Determining the appropriate CAB parameters

Determine the appropriate CAB parameters to improve the CAB performance.

About this task

The CAB performance can be considered satisfactory when the following conditions are met:

  • The number of OSAM blocks, OSAM LDS CIs, or ESDS CIs read in chained sequential mode is much greater than the number of blocks or CIs read in direct mode.
  • The percentage of unreferred-to sequential buffers is below 15 or 20%.
  • Elapsed time is substantially smaller with CAB than with BB.
  • The amount of buffer space that is used is acceptable.

If you did not get satisfactory results by running your IMS High Performance Unload job with the default CAB parameters, you can attempt tuning.


The following steps describe a possible approach to tuning CAB's reference pattern analysis logic:

  1. Run your application program or the FABHTEST utility on a dedicated system with CAB and with the default values for the CAB parameters.

    Activate the machine-readable buffer handler trace for future FABHBSIM runs. (This increases the processor time slightly; bear this fact in mind when you compare processor times.)

    Note: Performance tests with databases that contain fewer than 300,000 segments are not reasonable because CAB buffer handler has a high initialization overhead.
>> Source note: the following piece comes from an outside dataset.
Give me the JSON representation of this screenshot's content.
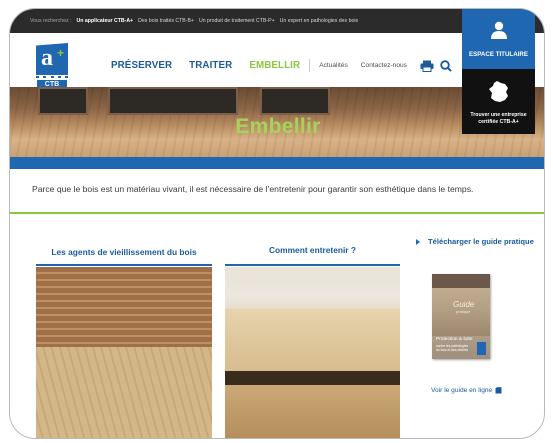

    If you code 'CABSTAT YES' in the HSSROPT data set, extensive buffer handler statistics are printed at the end of the job step on the HSSRSTAT data set. See CAB Statistics report and Data Set I/O Statistics report.

    Tip: After you have tuned the buffer handler, you can remove the CABSTAT control statement to reduce the content of the report. If no CABSTAT control statement is coded, or 'CABSTAT NO' is specified in the HSSROPT data set, only the summary page of the CAB Statistics is printed for each buffer pool.
  2. Run the same program with BB on a dedicated system by coding the BUF control statement in the HSSROPT DD.
  3. Check the results of both runs. First compare the elapsed time.

    Note the number of sequential buffers not referred to, and the number of blocks read in chained sequential mode and direct mode.

    If your database is well organized, CAB should show excellent elapsed time figures. Unless you want to reduce the buffer space, no further tuning is needed.

    If your database is poorly organized, CAB might show moderate or disappointing results.

    If the improvements are moderate—that is, the elapsed time of the CAB run is between 65% and 80% of the BB run—you should investigate whether the database reorganization interval is appropriate and whether the free space specifications are appropriate.

    You can also investigate the increase of the NBRSRAN parameter and the tuning of the REFT4 parameter to decrease a little more the elapsed time.

    If the results are disappointing—that is, if the elapsed time of the CAB run is not below 80% of the first run—the best thing, probably, is to reorganize the database more frequently to improve the specification of free space.

  4. If you decide to rerun with modified CAB parameters, you can use the FABHBSIM utility to compare the HSSRSTAT statistics of the original run with those of the new run.

    The FABHBSIM utility enables you to observe the effect that changes to parameters on HSSRCABP control statements have on buffer handler performance. FABHBSIM can be used for simulations of both CAB and BB.

    The statistics to be compared are the number of direct I/Os, the number of chained sequential I/Os, the number of sequential buffers note referred to, and the timing statistics.

    Restriction: FABHBSIM cannot be used for HALDBs.